Now who doesn’t love hopia? These sweet bean-filled pastries never fail to cap off a satisfying Chinese meal. In Chinatown, whenever you hear the word hopia, people are more often than not referring to Eng Bee Tin, a Binondo institution that serves the famous Special Hopia Ube. Owned by Gerry Chua, the shop provides an assortment of hopia flavors ranging from the original mongo to buko pandan, langka, and their best-selling flavor, ube. Selling at P37 a pack, Eng Bee Tin’s hopias not only make for the best desserts, they are also perfect pasalubongs for family and friends abroad.

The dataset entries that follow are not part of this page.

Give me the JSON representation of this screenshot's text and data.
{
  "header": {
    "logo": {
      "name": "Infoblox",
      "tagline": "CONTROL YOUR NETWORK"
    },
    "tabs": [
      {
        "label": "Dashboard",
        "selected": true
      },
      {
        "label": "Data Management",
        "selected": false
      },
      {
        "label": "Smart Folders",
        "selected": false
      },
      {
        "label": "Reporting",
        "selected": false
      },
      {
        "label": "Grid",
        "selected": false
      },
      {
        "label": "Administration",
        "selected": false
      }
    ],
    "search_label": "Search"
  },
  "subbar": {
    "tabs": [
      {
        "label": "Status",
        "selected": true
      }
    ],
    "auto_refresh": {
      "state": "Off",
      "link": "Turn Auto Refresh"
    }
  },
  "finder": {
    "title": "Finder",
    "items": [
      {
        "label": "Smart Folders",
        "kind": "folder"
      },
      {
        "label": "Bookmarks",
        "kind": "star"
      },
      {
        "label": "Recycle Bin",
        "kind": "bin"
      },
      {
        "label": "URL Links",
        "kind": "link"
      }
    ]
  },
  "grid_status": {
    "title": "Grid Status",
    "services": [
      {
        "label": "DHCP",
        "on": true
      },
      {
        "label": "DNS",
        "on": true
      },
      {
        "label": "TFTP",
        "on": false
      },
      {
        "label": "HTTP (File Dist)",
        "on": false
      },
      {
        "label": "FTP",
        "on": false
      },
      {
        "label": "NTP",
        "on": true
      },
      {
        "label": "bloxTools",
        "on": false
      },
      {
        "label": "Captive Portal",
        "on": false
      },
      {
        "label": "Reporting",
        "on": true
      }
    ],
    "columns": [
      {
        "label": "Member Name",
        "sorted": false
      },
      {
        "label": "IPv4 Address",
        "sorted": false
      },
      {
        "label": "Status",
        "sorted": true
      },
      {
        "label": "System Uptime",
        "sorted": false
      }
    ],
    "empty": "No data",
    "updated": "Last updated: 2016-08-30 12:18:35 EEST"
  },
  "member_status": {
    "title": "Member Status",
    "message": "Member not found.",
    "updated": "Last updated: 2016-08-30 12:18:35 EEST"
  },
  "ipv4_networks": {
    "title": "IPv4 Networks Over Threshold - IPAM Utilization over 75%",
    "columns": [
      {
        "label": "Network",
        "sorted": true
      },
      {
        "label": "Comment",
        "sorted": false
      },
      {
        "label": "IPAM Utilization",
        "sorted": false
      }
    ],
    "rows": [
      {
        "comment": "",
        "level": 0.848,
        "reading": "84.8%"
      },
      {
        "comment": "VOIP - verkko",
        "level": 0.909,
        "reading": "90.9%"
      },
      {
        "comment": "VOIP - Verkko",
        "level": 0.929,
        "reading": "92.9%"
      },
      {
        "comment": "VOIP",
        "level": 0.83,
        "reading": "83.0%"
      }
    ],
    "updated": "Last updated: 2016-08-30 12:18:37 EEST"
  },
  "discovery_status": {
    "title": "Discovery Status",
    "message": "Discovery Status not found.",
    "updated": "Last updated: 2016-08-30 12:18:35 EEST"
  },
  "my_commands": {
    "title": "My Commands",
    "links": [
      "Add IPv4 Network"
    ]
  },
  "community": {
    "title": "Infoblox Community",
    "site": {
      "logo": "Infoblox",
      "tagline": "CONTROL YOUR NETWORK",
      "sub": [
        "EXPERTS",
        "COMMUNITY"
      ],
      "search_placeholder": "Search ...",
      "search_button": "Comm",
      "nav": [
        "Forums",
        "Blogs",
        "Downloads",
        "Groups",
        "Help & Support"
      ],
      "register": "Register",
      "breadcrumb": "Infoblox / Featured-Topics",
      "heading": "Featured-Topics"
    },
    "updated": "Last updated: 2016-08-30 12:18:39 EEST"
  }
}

The shop, which has branches all around Binondo, also offers a variety of pastilles, tikoy tarts, dried fruits, and other Hopia variations like diced Hopia, and the Hopia Mongo Lite for healthy-eaters.
At the end of it all, culinary variety is the spice of life!
If, after checking out all the food shops mentioned, you still find yourself wanting more of what Chinatown has to offer, then a visit to Bee Tin Grocery or Salazar Bakery will do wonders.
If you are the type who loves playing around in the kitchen, then drop by Bee Tin Grocery as it sells a lot of imported Chinese ingredients you won’t find in other stores across Manila. You’ll find everything you need to prepare an authentic Chinese meal at home—from a variety of Chinese spices and sauces to rice wines, dried mushrooms, fish flakes and noodles. The store even sells Chinese candy preserves, kiamoy, champoi, and a whole lot more. And then, after splurging on Chinese groceries at Bee Tin, check out Salazar Bakery! The oldest bakery in Binondo has a wide selection of Chinese baked goodies—from Huat Kee Fortune Cake, cua pao,and tikoy to mongo bread, moon cakes, and other Chinese pastries—all guaranteed to send your taste buds into overdrive!
Of course, every culinary adventure is different from the other. This makes only the tip of the Binondo iceberg. A lot more culinary pleasures await food passionistas within Chinatown’s endless nooks and crannies. Bring your hearty appetite with you and, a word of caution, do not wear your sexiest pair of jeans!